Storyteller Abel Silvas (Juaneño Band of Mission Indians) will serve as Master of Ceremonies for the Marketplace’s entertainment stage. Visitors will enjoy live performances by storyteller Jacque Nunez (Acjachemen Nation) and champion hoop dancer Terry Goedel; contemporary Native music by Shelley Morningsong and the Fontenelle Family Dance Group; Toveema Southern California coastal Native song and dance presented by the Carmelo Family; new Native music by Ed Kabotie and Adrian Wall of Twin Rivers; and traditional drumming, singing, and dancing by the Wild Horse Singers and Dancers.
Live demonstrations of weaving, painting, flint knapping, soapstone carving, mask making, gourd art, and traditional jewelry making will engage visitors with the artists.

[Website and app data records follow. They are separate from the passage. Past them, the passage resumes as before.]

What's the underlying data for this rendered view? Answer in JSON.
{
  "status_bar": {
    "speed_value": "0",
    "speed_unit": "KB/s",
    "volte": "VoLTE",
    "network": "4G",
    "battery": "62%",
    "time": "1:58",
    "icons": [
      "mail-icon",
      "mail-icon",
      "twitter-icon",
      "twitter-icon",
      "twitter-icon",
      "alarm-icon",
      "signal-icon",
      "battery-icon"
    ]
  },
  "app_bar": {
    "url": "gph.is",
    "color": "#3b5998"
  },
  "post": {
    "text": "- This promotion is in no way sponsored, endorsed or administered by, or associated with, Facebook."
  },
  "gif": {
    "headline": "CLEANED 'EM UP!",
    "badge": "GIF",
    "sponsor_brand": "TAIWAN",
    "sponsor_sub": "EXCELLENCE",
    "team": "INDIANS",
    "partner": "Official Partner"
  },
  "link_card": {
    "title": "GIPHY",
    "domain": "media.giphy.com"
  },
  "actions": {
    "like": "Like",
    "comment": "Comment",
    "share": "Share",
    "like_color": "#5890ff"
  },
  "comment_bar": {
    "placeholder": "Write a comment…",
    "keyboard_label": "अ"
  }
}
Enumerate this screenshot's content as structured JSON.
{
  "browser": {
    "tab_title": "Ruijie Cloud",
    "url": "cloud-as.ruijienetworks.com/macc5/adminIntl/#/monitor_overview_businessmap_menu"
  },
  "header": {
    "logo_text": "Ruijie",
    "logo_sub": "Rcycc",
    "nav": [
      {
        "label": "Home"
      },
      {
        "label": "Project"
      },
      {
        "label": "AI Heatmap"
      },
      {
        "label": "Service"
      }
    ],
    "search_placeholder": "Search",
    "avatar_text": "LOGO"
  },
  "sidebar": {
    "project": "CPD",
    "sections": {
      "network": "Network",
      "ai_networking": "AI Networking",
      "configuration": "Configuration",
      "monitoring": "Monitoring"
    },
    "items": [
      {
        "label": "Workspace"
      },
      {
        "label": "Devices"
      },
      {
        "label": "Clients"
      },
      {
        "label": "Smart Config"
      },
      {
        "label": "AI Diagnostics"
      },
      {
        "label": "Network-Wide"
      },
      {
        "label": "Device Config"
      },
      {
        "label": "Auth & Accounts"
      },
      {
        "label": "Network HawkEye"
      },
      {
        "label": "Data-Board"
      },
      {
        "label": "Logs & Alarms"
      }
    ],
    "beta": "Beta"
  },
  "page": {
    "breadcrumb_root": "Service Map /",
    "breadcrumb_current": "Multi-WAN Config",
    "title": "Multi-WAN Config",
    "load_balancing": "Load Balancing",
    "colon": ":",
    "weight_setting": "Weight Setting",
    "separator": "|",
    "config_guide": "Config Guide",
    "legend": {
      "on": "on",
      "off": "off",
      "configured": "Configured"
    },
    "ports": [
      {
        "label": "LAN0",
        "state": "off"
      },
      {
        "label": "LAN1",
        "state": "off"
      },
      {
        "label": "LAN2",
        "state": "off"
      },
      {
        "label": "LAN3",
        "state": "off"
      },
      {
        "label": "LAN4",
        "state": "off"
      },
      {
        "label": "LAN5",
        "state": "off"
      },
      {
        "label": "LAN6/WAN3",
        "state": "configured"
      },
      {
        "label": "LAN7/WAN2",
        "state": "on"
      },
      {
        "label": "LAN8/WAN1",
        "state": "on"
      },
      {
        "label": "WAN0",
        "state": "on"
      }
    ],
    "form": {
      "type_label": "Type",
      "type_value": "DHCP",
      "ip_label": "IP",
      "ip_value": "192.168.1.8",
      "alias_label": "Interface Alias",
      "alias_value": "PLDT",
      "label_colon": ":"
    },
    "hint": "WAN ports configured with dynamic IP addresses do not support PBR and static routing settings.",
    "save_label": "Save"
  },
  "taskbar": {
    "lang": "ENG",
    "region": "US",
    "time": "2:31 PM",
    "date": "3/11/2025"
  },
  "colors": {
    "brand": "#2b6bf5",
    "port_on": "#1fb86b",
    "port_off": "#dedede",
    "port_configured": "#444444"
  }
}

Children can make their own beaded bracelets and Zuni pokeans (hacky sacks). Taste tradition with Hopi piki bread prepared by Ruby Chimerica, enjoy a frybread taco served up by Auntie’s Frybread Kitchen, or pick up some BBQ or tamales from Spice It Up and Corn Maiden.
The Frybread Queen by Carolyn Dunn
Sunday, November 7, 2:00 p.m.
Native Voices at the Autry will present a staged reading of The Frybread Queen by Carolyn Dunn (Muskogee Creek, Seminole, Cherokee) on Sunday, November 7, 2010, at 2:00 p.m. in the Wells Fargo Theater.
American Indian Arts Marketplace Admission*
Free for Autry Members and Children under 9
$12 General Admission
$8 Students with current ID and Seniors (60+)
*Includes museum admission
American Indian Arts Marketplace is sponsored by Edison International and Macy’s. For more information about the American Indian Arts Marketplace at the Autry, visit TheAutry.org.
Images: Turquoise necklaces; buffalo hide ledger art; silver and stone cuffs; storyteller Jacque Nunez (Acjachemen Nation). First four photos by Danielle Klebanow. Ruby Chimerica (Hopi) making piki bread. Photo by Abel Gutierrez.
About the Autry National Center
The Autry National Center, formed in 2003 by the merger of the Autry Museum of Western Heritage with the Southwest Museum of the American Indian and the Women of the West Museum, is an intercultural history center dedicated to exploring and sharing the stories, experiences, and perceptions of the diverse peoples of the American West. Located in Griffith Park, the Autry’s collection of over 500,000 pieces of art and artifacts, which includes the collection of the Southwest Museum of the American Indian, is one of the largest and most significant in the United States. The Autry Institute includes two research libraries: the Braun Research Library and the Autry Library. Exhibitions, public programs, K–12 educational services, and publications are designed to examine critical issues of society, offering insights into solutions and the contemporary human condition through the Western historical experience.
Weekday hours of operation for the Autry National Center’s museum at its Griffith Park location are Tuesday through Friday, 10:00 a.m. to 4:00 p.m. The Autry Store’s weekday hours are Tuesday through Friday, 10:00 a.m. to 4:30 p.m., and the Golden Spur Cafe is open Tuesday through Sunday, 9:00 a.m. to 4:30 p.m. Saturday and Sunday hours for the museum and the Autry Store are 11:00 a.m. to 5:00 p.m. The museum, the Autry Store, and the cafe are closed on Mondays. The libraries are open to researchers by appointment.
Museum admission is $9 for adults, $5 for students and seniors 60+, $3 for children 3–12, and free for Autry members, veterans, and children age 2 and under. Admission is free on the second Tuesday of every month.